Bruce and Marge Kerwin spent much of the past two decades living and traveling abroad in some of the world’s most exotic and far-flung locales. Kuwait, Latvia and the Philippines are among the countries the couple called home over the years, though they never forgot the South Hill rancher they purchased in 1989 — or their plans to eventually return and remodel it.
“The house was largely untouched since it was built,” says Marge, recalling the small, dark kitchen that was the initial focus of their plans. Bruce, a retired military officer whose career took the couple abroad for years, loves to garden and cook — another reason the couple made the kitchen a priority. But while remodeling was always the goal, “we waited because we knew we would do more than just the kitchen,” Marge says.
Marge, a nurse who spent much of her time overseas working as a volunteer, says she thought a lot about the remodel before the couple returned.
“I just had a boatload of books and magazines and my own quirky ideas of colors and things I want,” she says.
The couple finally set to work in May last year. Much of the renovation occurred at the front of the home, where an interior wall was removed to open the original foyer to a new, larger kitchen with an island.
A second wall was removed to open the kitchen to the home’s central living room, creating a large, open space ideal for entertaining while preserving the original dining room for more formal occasions.
A family room was added, along with new hardwood floors and a set of French doors that open onto the Kerwins’ lush and spacious backyard garden.
In the kitchen, a skylight was added to brighten the space. Marge says she collaborated with Kimberlee Melcher of Downtown Kitchen & Design on much of the kitchen remodel, which was focused on adding the island, a corner fireplace and a wine bar.
With an arched opening and honed granite tile set into a rounded corner wall, the little gas fireplace looks like something from an ancient Pueblo in the Southwest.
“It makes a nice little warmth around the table,” Marge says of the eat-in kitchen. “It really is cozy.”
The kitchen cabinets are cherry with a distressed, Tuscany finish that picks up hues of terracotta, warm gray and cornflower blue accents in the room.
“I wanted something that wasn’t dark and wasn’t light,” she says. “I really wanted to keep the room bright.”
Across from the fireplace, the wine bar features a tumbled travertine backsplash that was hand-painted by a friend with the words “In Vino Veritas,” and a winged wine bottle floating among flowers.
Nearby, an alcove houses a small cherry wine hutch with a chestnut finish beneath a large painting from Germany that depicts brightly colored poppies in red, purple and yellow.
Much of the Kerwins’ home is decorated with art from their international travels.

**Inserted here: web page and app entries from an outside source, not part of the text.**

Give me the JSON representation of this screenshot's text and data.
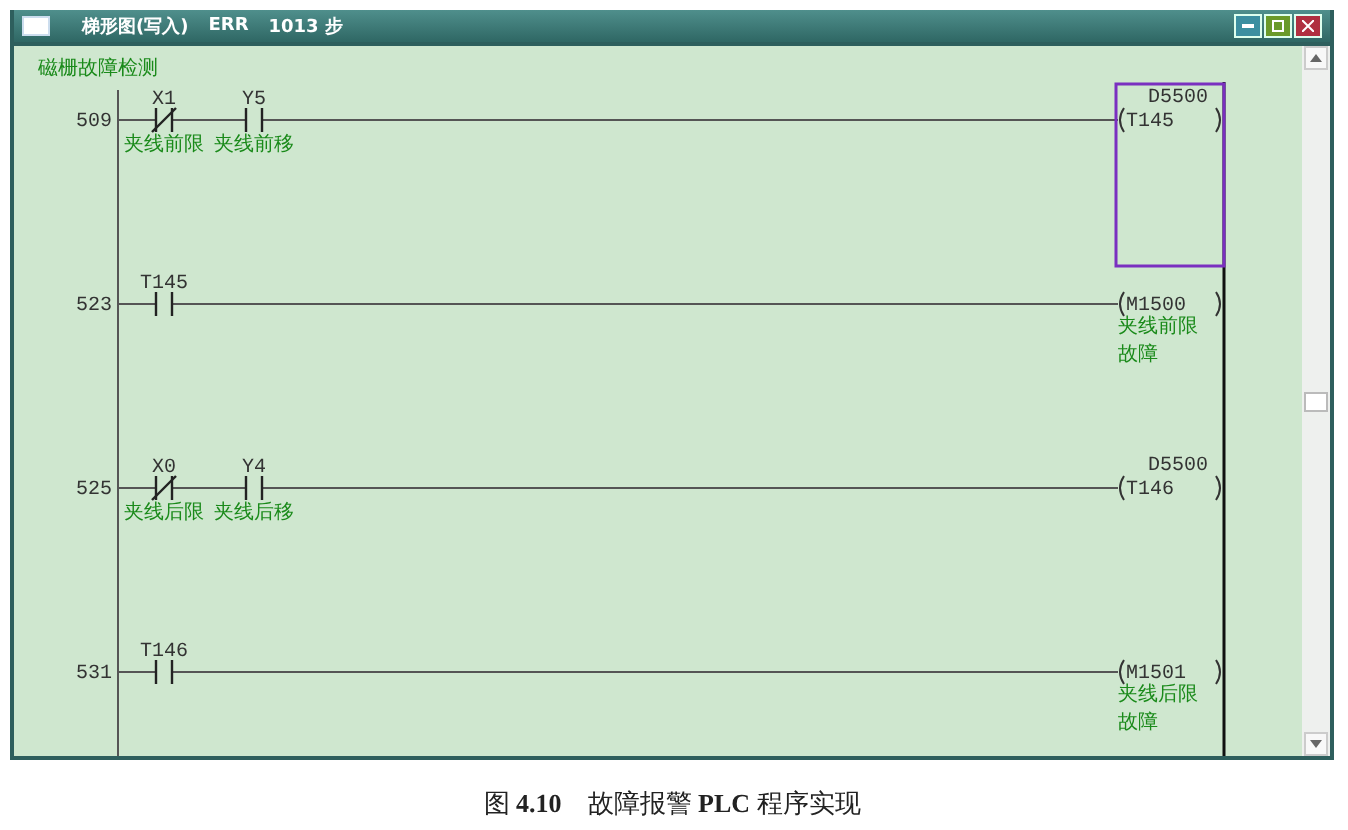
{
  "window": {
    "title": "梯形图(写入)",
    "mode": "ERR",
    "steps": "1013 步"
  },
  "section_title": "磁栅故障检测",
  "rungs": [
    {
      "step": "509",
      "contacts": [
        {
          "kind": "nc",
          "device": "X1",
          "comment": "夹线前限"
        },
        {
          "kind": "no",
          "device": "Y5",
          "comment": "夹线前移"
        }
      ],
      "coil": {
        "device": "T145",
        "operand": "D5500",
        "selected": true
      }
    },
    {
      "step": "523",
      "contacts": [
        {
          "kind": "no",
          "device": "T145"
        }
      ],
      "coil": {
        "device": "M1500",
        "comment": "夹线前限故障",
        "selected": false
      }
    },
    {
      "step": "525",
      "contacts": [
        {
          "kind": "nc",
          "device": "X0",
          "comment": "夹线后限"
        },
        {
          "kind": "no",
          "device": "Y4",
          "comment": "夹线后移"
        }
      ],
      "coil": {
        "device": "T146",
        "operand": "D5500",
        "selected": false
      }
    },
    {
      "step": "531",
      "contacts": [
        {
          "kind": "no",
          "device": "T146"
        }
      ],
      "coil": {
        "device": "M1501",
        "comment": "夹线后限故障",
        "selected": false
      }
    }
  ],
  "caption": "图 **4.10**　故障报警 **PLC** 程序实现"
}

Walls of chocolate brown, red and ochre boast gaily-colored paintings from Latvia, Italy and Kuwait.
Nestled in small, lighted alcoves on either side of the living room fireplace are an Italian Millefiori piece and a statute of a Catholic saint from the Philippines. And resting on an easel in the corner is a painting by an Iranian artist that the couple purchased in Italy.

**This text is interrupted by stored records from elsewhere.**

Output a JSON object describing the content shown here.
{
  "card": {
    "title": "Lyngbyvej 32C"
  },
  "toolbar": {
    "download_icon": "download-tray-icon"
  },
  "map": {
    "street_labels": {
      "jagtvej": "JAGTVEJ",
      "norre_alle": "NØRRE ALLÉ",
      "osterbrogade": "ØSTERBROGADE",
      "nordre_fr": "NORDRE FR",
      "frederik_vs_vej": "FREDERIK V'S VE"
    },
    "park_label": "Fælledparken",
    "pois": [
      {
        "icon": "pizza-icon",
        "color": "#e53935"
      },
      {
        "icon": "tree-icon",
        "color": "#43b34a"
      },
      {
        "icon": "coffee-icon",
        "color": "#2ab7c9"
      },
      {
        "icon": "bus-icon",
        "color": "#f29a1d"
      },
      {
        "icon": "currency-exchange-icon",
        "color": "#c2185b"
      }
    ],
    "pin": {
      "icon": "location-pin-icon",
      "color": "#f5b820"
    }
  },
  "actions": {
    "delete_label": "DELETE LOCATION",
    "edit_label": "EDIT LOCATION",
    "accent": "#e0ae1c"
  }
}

The dining room, painted in red with warm-gray wainscoting, features rustic furniture from Kuwait, including the table and an armoire that the couple modified to hold dishes and barware.
Around the corner, the living room’s ochre stucco walls and a small, primitive cafe table set off a series of African dancers painted by a protégé of Bill Cosby.
“I like the feel and color of African art,” says Marge, who frames the couples’ paintings and prints herself.
Down the hall, a bathroom that retains the home’s original ‘50s tile, tub and vanity was given a new look with a Middle Eastern flair by adding Mediterranean accent tiles and a large silk painting of an elephant that Marge found in India. Deep wine-colored shower and window curtains printed with small elephants complete the look.
With the remodel work largely complete, and the Kerwins’ lengthy trips abroad becoming less frequent, Marge says the couple has no regrets about the time and effort they put into their dream home.
“I am going to die in this house — I don’t care if we’re putting too much money into it,” Marge quips. “We did everything we wanted. It’s a fun house, a great house to entertain in —I love it.”